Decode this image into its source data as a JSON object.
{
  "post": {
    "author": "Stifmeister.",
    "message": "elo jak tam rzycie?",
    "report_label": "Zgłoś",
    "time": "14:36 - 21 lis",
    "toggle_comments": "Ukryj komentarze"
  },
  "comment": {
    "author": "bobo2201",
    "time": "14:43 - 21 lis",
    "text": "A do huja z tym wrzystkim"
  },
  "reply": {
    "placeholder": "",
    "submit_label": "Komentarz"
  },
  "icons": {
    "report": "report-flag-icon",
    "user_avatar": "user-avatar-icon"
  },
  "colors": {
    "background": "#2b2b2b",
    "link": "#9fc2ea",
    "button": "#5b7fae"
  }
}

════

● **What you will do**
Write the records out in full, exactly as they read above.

● **Written solution**
Decode this image into its source data as a JSON object.
{
  "post": {
    "author": "Stifmeister.",
    "message": "elo jak tam rzycie?",
    "report_label": "Zgłoś",
    "time": "14:36 - 21 lis",
    "toggle_comments": "Ukryj komentarze"
  },
  "comment": {
    "author": "bobo2201",
    "time": "14:43 - 21 lis",
    "text": "A do huja z tym wrzystkim"
  },
  "reply": {
    "placeholder": "",
    "submit_label": "Komentarz"
  },
  "icons": {
    "report": "report-flag-icon",
    "user_avatar": "user-avatar-icon"
  },
  "colors": {
    "background": "#2b2b2b",
    "link": "#9fc2ea",
    "button": "#5b7fae"
  }
}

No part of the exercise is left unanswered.